Instead, Timberlake puts his time into nourishing his interest in acting as an art, and finding filmmakers who will respect it. That doesn't always end in triumph; his highest-rated movie on Rotten Tomatoes is a concert film, perhaps somewhat of a testament to his risk taking. Still, at a glance, his filmography looks like a passport of stopovers with some of the best directors in the business. What makes Timberlake's "film tourism" work — rather than come across as a vanity project — is that he's a good enough actor to actually earn his roles. It's not unusual for him to end up the best part of both mediocre and brilliant movies. "No one had to audition more or work harder than Justin to get into [The Social Network]," Aaron Sorkin told The Agency. "We were putting together a very balanced ensemble cast, and to parachute this international superstar into the middle, we were concerned that it might be a problem." Timberlake, on his own talent, assured that it wasn't.

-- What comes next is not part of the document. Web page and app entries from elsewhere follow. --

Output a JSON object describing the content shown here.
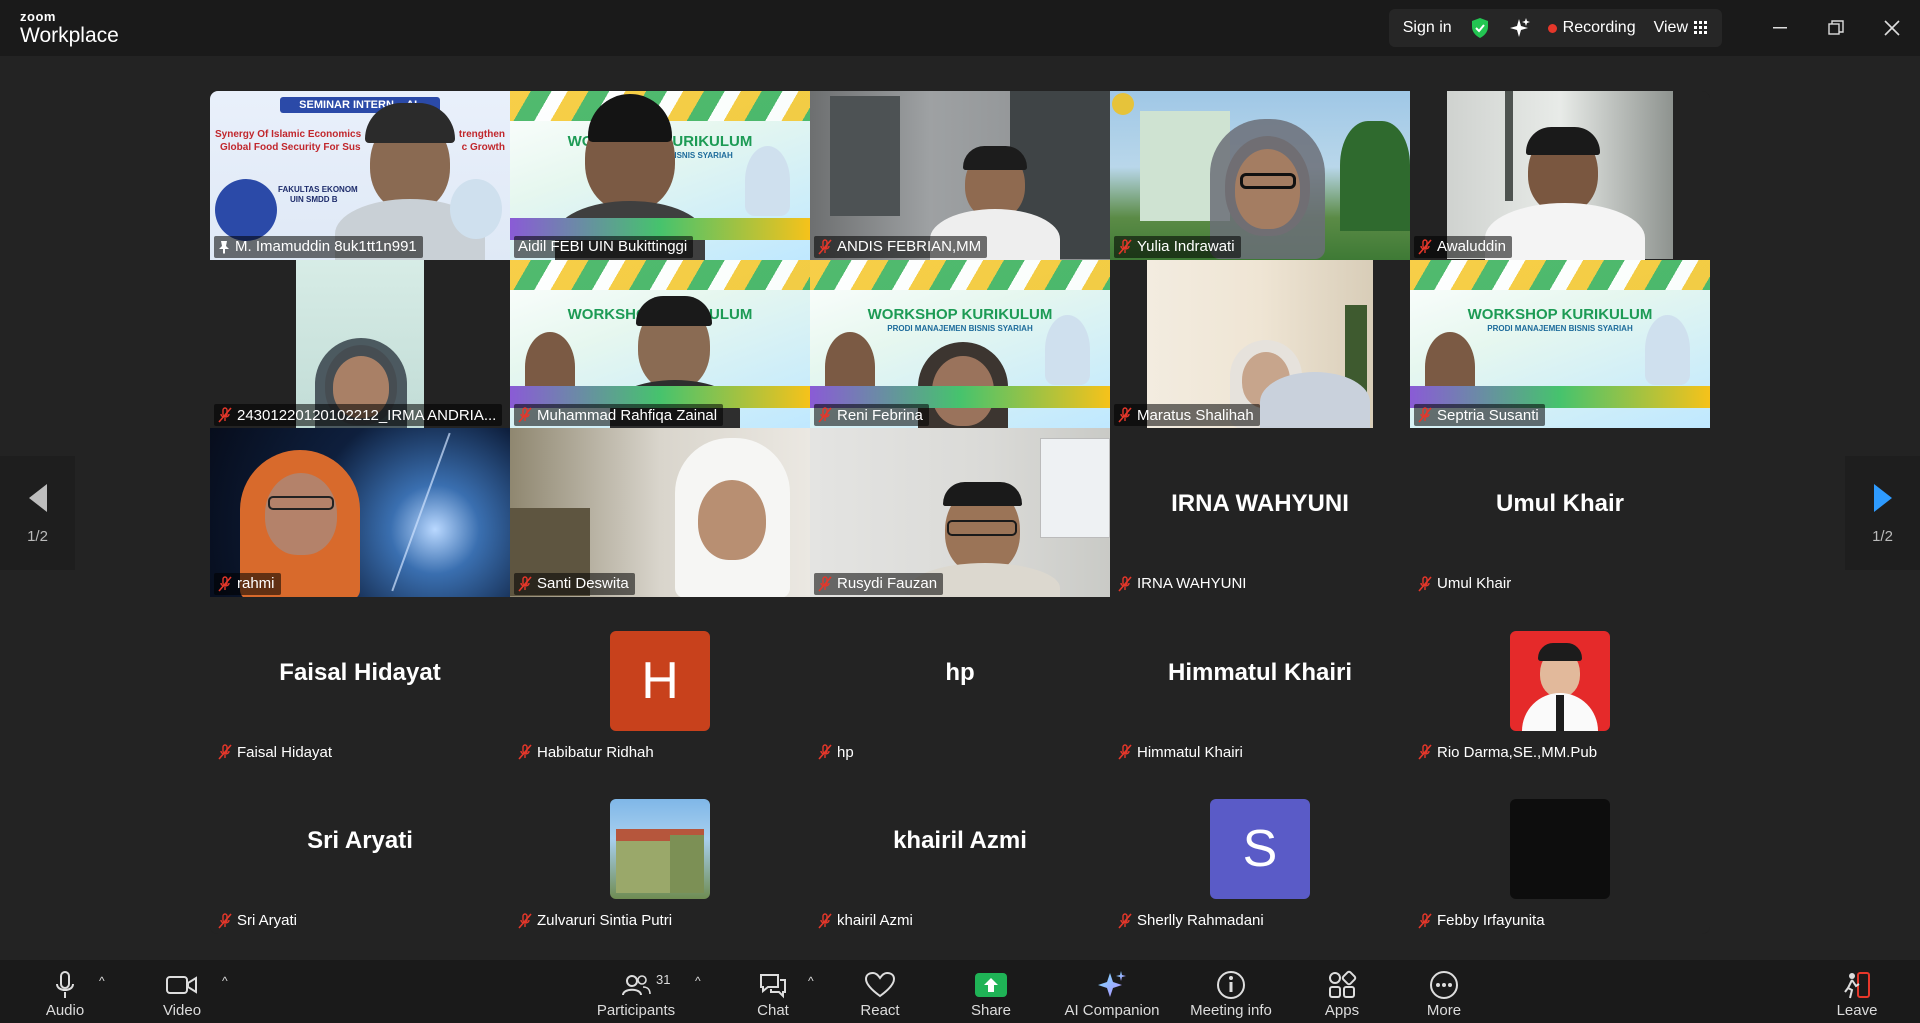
{
  "app": {
    "logo_top": "zoom",
    "logo_bottom": "Workplace"
  },
  "titlebar": {
    "sign_in": "Sign in",
    "recording": "Recording",
    "view": "View"
  },
  "pager": {
    "left": "1/2",
    "right": "1/2"
  },
  "participants": [
    {
      "name": "M. Imamuddin 8uk1tt1n991",
      "pinned": true
    },
    {
      "name": "Aidil FEBI UIN Bukittinggi",
      "active": true
    },
    {
      "name": "ANDIS FEBRIAN,MM"
    },
    {
      "name": "Yulia Indrawati"
    },
    {
      "name": "Awaluddin"
    },
    {
      "name": "24301220120102212_IRMA ANDRIA..."
    },
    {
      "name": "Muhammad Rahfiqa Zainal"
    },
    {
      "name": "Reni Febrina"
    },
    {
      "name": "Maratus Shalihah"
    },
    {
      "name": "Septria Susanti"
    },
    {
      "name": "rahmi"
    },
    {
      "name": "Santi Deswita"
    },
    {
      "name": "Rusydi Fauzan"
    },
    {
      "name": "IRNA WAHYUNI",
      "display": "IRNA WAHYUNI"
    },
    {
      "name": "Umul Khair",
      "display": "Umul Khair"
    },
    {
      "name": "Faisal Hidayat",
      "display": "Faisal Hidayat"
    },
    {
      "name": "Habibatur Ridhah",
      "initial": "H"
    },
    {
      "name": "hp",
      "display": "hp"
    },
    {
      "name": "Himmatul Khairi",
      "display": "Himmatul Khairi"
    },
    {
      "name": "Rio Darma,SE.,MM.Pub"
    },
    {
      "name": "Sri Aryati",
      "display": "Sri Aryati"
    },
    {
      "name": "Zulvaruri Sintia Putri"
    },
    {
      "name": "khairil Azmi",
      "display": "khairil Azmi"
    },
    {
      "name": "Sherlly Rahmadani",
      "initial": "S"
    },
    {
      "name": "Febby Irfayunita"
    }
  ],
  "slides": {
    "seminar_title": "SEMINAR INTERN",
    "seminar_title_end": "AL",
    "seminar_line1": "Synergy Of Islamic Economics",
    "seminar_line1_end": "trengthen",
    "seminar_line2": "Global Food Security For Sus",
    "seminar_line2_end": "c Growth",
    "seminar_dept": "FAKULTAS EKONOM",
    "seminar_uni": "UIN SMDD B",
    "workshop_title": "WORKSHOP KURIKULUM",
    "workshop_sub": "PRODI MANAJEMEN BISNIS SYARIAH"
  },
  "toolbar": {
    "audio": "Audio",
    "video": "Video",
    "participants": "Participants",
    "participants_count": "31",
    "chat": "Chat",
    "react": "React",
    "share": "Share",
    "ai": "AI Companion",
    "meeting_info": "Meeting info",
    "apps": "Apps",
    "more": "More",
    "leave": "Leave"
  },
  "colors": {
    "accent_green": "#23d18b",
    "recording_red": "#e5372a",
    "share_green": "#1fb356",
    "avatar_h": "#c8411c",
    "avatar_s": "#5a5bc7"
  }
}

Still, he's not been faultless in his journey. There's the fact that Runner Runner exists. And Timberlake's judgement can sometimes be questionable: he controversially chose to work with Woody Allen on Wonder Wheel, paid tribute to his former collaborator Michael Jackson in his concert film Justin Timberlake + The Tennessee Kids, and had to issue a public apology to his wife, Jessica Biel, after he was caught holding hands with his Palmer co-star Alisha Wainwright — not to mention his role in Janet Jackson's infamous 2004 Super Bowl halftime "wardrobe malfunction." But Timberlake would be the first to tell you that he's still finding his way. Despite 15 on-and-off years in Hollywood, he characterized Palmer to The New Yorker as his "first real 'this is your movie' experience."
If Timberlake wanted to be a movie star, he could have had that experience a long time ago. But he's not interested in milking his reputation as a pop celebrity just to have his name hung in lights on a different kind of venue. Timberlake acts for the love of the art; it's clear in his performances, from his infectious Sean Parker to his man-of-few-words in Palmer. "I don't necessarily crave to be a movie star," Timberlake expanded to MTV in 2010, in yet another quote that let his critics know, firmly, where he stands. "I just want to be an actor."
Eleven years on, it's unquestionable to say that he is.